• Electrodiagnosis: Uses an electronic pulse to check nerve sensitivity. The patient is asked for their responses.
• X-rays: Using an x-ray, the doctor observes blackening around the tooth (inflammation). Deep cavities are also a sign of pulpitis. This is usually extremely indicative of whether or not pulpitis exists or not.
The early stages of pulpitis is known as the reversible stage and are treated with easier and less intrusive methods:
• The doctor cleans the cavity. Removes the bacteria that cause the pulp to become inflamed.
• An antibiotic is started. The medication eliminates the inflammation and stops the spread of disease germs.
• A temporary filling is placed over it. After a few days, the doctor opens it. By this time, the infection has cleared up. The doctor then places a permanent filling, which prevents the bacteria from entering the tooth again.
In complicated cases, when pulpitis has advanced and the infection cannot be treated with antibiotics, and the methods mentioned above a root canal surgery is the recommended way to go. We advise you visit Turkey for the treatment, mostly due to advantages of root canal in Turkey. The steps of root canal surgery are:
• If the area is to be left vital, the surgeon removes the living pulp and cleans the cavity. An artificial crown or filling is then placed on the tooth. The pulp is removed completely or partially in one operation, depending on the clinical picture.
• If the area is to be left non-vital, before removing the pulp, the doctor inserts a medication that "kills" the pulp. They then seal the medication with a temporary filling. At the second visit to the clinic (1-2 days later), the doctor removes the pulp, which is already dead and unresponsive, and performs a cleaning and filling of the root canal.

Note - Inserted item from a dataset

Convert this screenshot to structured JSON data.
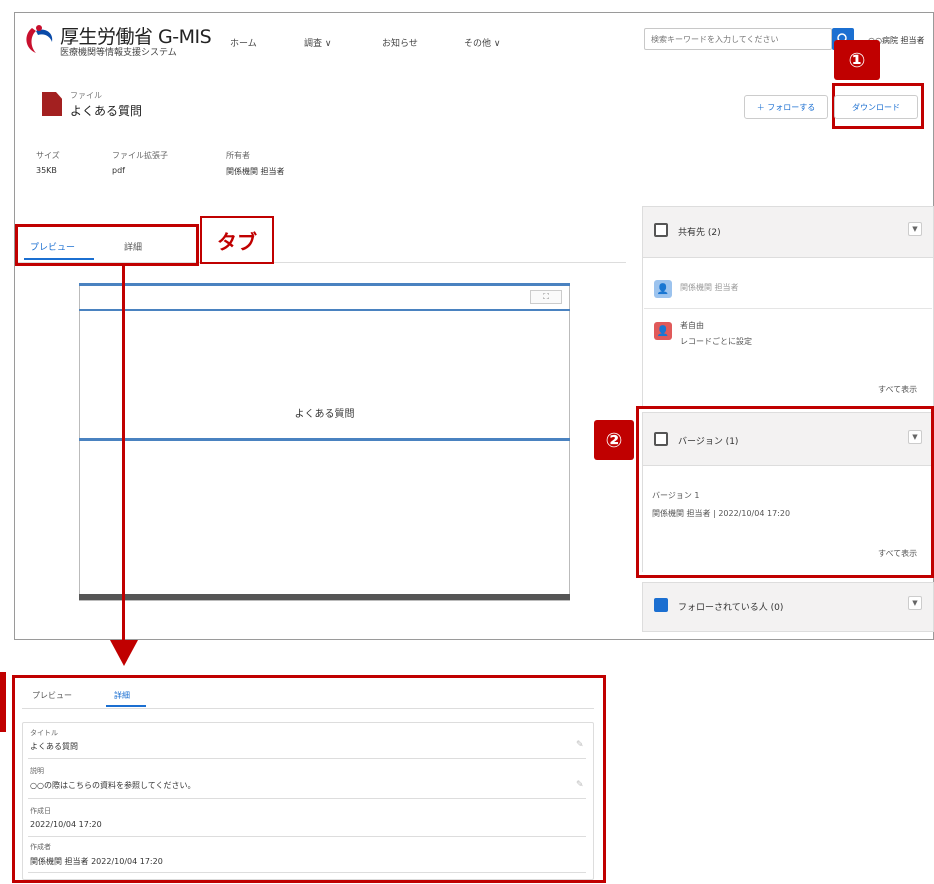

If pulpitis is not treated in time, it may cause the development of other diseases:
• Periodontitis: An infection develops and infects the gums around the inflamed tooth. This causes bleeding, granulomas and cysts which leads to periodontitis.
• Flus: Pus collects in the gum, forming an abscess. The pus then leaks out from under the mucosa, causing a fistula.

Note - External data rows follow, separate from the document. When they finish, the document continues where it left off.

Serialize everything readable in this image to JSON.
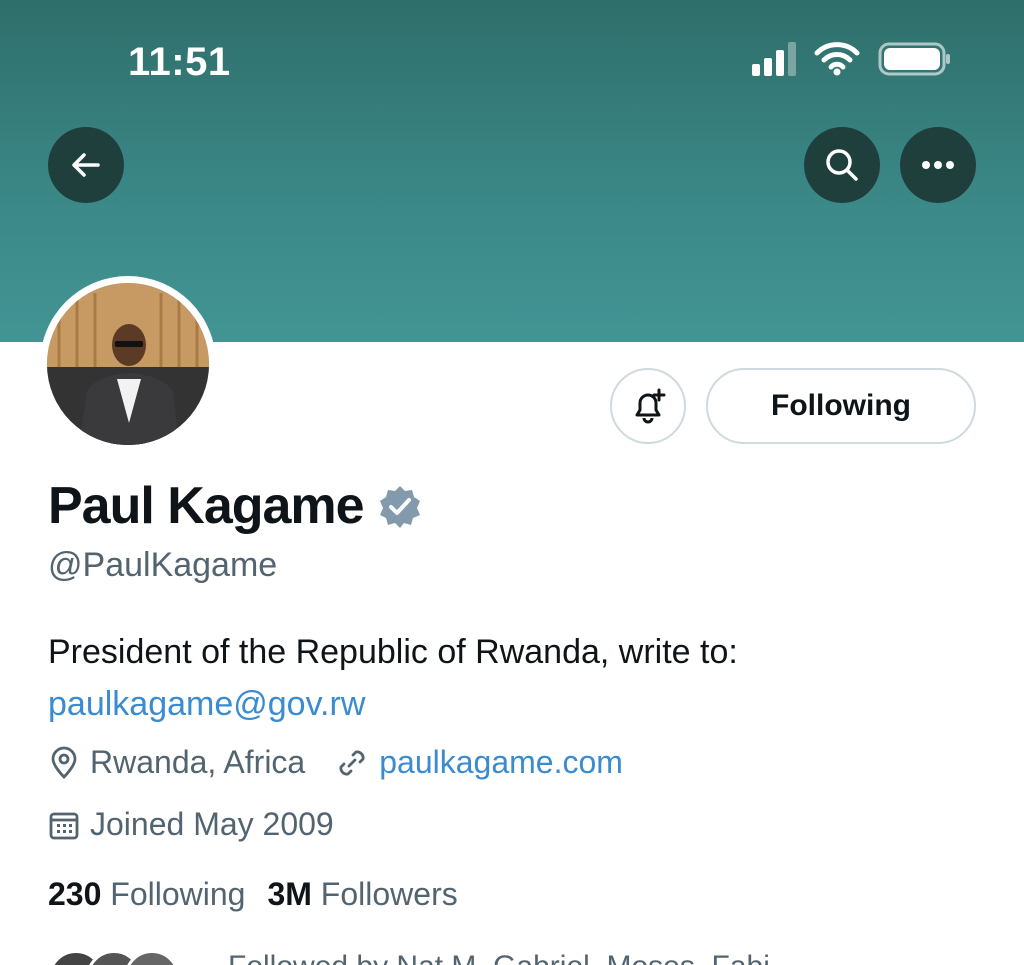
{
  "status_bar": {
    "time": "11:51"
  },
  "profile": {
    "name": "Paul Kagame",
    "handle": "@PaulKagame",
    "bio": "President of the Republic of Rwanda, write to:",
    "bio_link": "paulkagame@gov.rw",
    "location": "Rwanda, Africa",
    "website": "paulkagame.com",
    "joined": "Joined May 2009",
    "following_count": "230",
    "following_label": "Following",
    "followers_count": "3M",
    "followers_label": "Followers",
    "followed_by": "Followed by Nat M, Gabriel, Moses, Fabi..."
  },
  "actions": {
    "follow_state_label": "Following"
  },
  "icons": {
    "back": "arrow-left-icon",
    "search": "search-icon",
    "more": "more-horizontal-icon",
    "notify": "bell-plus-icon",
    "verified": "verified-badge-icon",
    "location": "location-pin-icon",
    "link": "link-icon",
    "calendar": "calendar-icon"
  },
  "colors": {
    "banner": "#3a8786",
    "link": "#3b8bd0",
    "secondary_text": "#536471",
    "verified_badge": "#829aab"
  }
}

• Phlegmon: Occurs due to a complication of a flush. Suppuration spreads, tissue dies, and the disease has no specific location.
• Osteomyelitis: The infection enters the bone tissue of the jaw and begins to destroy it.
• Amyloidosis: Protein metabolism is disrupted due to the constant presence of infection in the body. This can lead to internal organ dysfunction.
• Sepsis: The infection can go deeper into the body and enter the bloodstream. It is difficult to predict how your body will react to this condition. Sepsis can even lead to death in severe cases and thus pulpitis should always be treated in time.